ADVERTISEMENT
  About the SA Blog Network













Extinction Countdown

Extinction Countdown


News and research about endangered species from around the world
Extinction Countdown Home

Afghanistan names its first endangered species

The views expressed are those of the author and are not necessarily those of Scientific American.


Email   PrintPrint



afghanistan, snow leopardFor the first time, the government of Afghanistan has banned the hunting, harvesting or trading of 33 species, including the increasingly rare snow leopard (Panthera uncia), the paghman salamander (Paradactylodon mustersi), goitered gazelle (Gazella subgutturosa), and Himalayan elm tree (Ulmus wallichiana). "This is the first law within the current government that protects wildlife," says Peter Zahler, Assistant Director for Asia Programs for the Bronx-based Wildlife Conservation Society (WCS), which helped to create the list.

All told, 20 mammals, seven birds, four plants, one amphibian and one insect are now protected.

The species list will be administered by Afghanistan’s National Environment Protection Agency (NEPA) and the Afghanistan Wildlife Executive Committee. Decisions on which species to protect were based on the current scientific studies for Afghanistan and the region, as well as the IUCN Red List of Threatened Species, according to the WCS.

This is the first time that snow leopards, which are protected under international law, are also protected in their homeland. According to a WCS statement, snow leopard pelts can be found for sale for up to $1,500, a veritable fortune in Afghanistan.

According to the IUCN Red List, just 100 to 200 snow leopards are estimated to remain in Afghanistan, spread out over a 50,000 square kilometer habitat. Worldwide populations for the species are estimated at 4,000 to 6,000.

Now that this list of species has been established, NEPA will develop recovery plans for the protected species designated as threatened. It will also continue to evaluate new species (WCS says the list could expand to 70 species by the end of the year) and re-evaluate protected species every five years to see if they still deserve protection.

Of course, with a country like Afghanistan, letting local communities know about the new rules, and then enforcing them, is going to be a challenge. "The central government does not reach very far," says Zahler. "It’s very hard to get this information out, and then hard to enforce the rules throughout Afghanistan. A lot of the agencies that do have offices out in the countryside are not well trained."

But that doesn’t mean it’s an impossible task. WCS now plans to work with both government agencies and local communities to spread the word about the new rules, and teach communities to self-manage their own wildlife. "We’re going to need to depend a lot of community self-management," says Zahler. "In the immediate future, the central government will not have strong control over many parts of the country. The local communities often can and will take the steps to enforce these laws.
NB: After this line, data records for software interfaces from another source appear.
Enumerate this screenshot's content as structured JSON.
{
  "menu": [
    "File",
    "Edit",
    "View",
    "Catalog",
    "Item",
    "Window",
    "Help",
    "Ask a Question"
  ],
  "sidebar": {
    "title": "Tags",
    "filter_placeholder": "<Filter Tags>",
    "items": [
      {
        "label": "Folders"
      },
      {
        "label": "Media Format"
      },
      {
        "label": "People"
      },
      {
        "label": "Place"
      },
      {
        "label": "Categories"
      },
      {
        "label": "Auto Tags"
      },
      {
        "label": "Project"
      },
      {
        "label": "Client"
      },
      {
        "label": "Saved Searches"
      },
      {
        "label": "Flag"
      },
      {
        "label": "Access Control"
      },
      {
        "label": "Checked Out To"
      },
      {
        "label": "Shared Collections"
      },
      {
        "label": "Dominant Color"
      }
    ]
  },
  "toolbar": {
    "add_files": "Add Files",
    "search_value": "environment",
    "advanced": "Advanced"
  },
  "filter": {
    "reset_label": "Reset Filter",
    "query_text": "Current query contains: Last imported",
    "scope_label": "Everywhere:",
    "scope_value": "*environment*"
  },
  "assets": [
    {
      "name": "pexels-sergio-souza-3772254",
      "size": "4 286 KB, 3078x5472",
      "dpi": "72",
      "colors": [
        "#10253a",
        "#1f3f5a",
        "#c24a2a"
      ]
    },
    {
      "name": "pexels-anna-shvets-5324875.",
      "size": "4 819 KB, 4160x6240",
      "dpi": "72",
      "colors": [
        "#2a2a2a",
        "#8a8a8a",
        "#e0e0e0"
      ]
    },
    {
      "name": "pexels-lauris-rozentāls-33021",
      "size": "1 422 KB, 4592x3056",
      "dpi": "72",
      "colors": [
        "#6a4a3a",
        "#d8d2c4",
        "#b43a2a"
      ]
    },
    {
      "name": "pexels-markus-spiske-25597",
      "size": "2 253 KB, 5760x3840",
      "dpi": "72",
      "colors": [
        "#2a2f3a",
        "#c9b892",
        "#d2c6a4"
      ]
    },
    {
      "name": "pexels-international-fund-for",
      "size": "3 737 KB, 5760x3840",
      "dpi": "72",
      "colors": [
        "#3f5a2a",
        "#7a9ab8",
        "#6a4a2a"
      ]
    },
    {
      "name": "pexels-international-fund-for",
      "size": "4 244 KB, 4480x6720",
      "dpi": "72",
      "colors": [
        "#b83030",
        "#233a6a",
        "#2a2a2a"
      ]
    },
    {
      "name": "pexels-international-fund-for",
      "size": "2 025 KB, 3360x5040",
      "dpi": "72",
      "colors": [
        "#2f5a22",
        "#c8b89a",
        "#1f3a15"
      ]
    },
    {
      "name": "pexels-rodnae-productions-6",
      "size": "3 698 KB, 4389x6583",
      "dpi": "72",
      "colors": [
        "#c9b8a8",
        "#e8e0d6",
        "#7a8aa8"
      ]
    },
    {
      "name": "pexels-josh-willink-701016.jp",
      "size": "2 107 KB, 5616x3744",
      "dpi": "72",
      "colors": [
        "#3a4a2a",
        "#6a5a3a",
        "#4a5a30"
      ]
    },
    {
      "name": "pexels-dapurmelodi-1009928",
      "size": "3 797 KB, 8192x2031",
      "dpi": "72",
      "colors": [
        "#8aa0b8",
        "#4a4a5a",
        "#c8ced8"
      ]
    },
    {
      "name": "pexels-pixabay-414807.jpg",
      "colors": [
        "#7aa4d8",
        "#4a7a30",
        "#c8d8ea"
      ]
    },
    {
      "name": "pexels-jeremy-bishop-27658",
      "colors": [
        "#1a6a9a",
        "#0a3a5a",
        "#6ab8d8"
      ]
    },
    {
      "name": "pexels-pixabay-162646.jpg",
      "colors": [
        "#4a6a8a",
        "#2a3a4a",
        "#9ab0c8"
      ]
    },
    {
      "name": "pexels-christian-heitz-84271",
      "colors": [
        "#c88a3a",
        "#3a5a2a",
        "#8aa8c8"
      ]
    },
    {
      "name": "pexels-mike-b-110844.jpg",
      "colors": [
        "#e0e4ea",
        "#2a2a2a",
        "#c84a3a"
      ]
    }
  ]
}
"This is an enormous step by a country that, in its most recent incarnation, is still very young," says Zahler. "The process of enforcing is slow and laborious, but we’re hoping that over time it will take shape."

Image: Snow leopard, via Wikipedia





Rights & Permissions

Comments 3 Comments

Add Comment
  1. 1. billyname 4:50 pm 06/9/2009

    a good step for a young world.

    Link to this
  2. 2. OXYMAN 5:13 pm 04/11/2011

    friggin farmers …. neanderth”s… It really hurts to know people are still killing these animals but at the same time I understand its all about their lively hoods + getting buy , fur for clothes, meat for food, poachers ~ etc…but by this time in 2011 you would think it may have slowed down??/ not the poaching – if any one of us here had to decide to feed our family or die then we would do such things too … but its the ones that dont need to, like big game hunters and stuff, ahhh… makes me ill. thank fully the gov ‘claims’ to be doing or trying to stop it. Good luck.

    Link to this
  3. 3. lfuechtm 10:25 pm 04/20/2011

    The next time your in a grocery store,I assume you say "thank you, you friggin farmers".

    Link to this

Add a Comment
You must sign in or register as a ScientificAmerican.com member to submit a comment.

More from Scientific American

Scientific American Special Universe

Get the latest Special Collector's edition

Secrets of the Universe: Past, Present, Future

Order Now >

X

Email this Article

X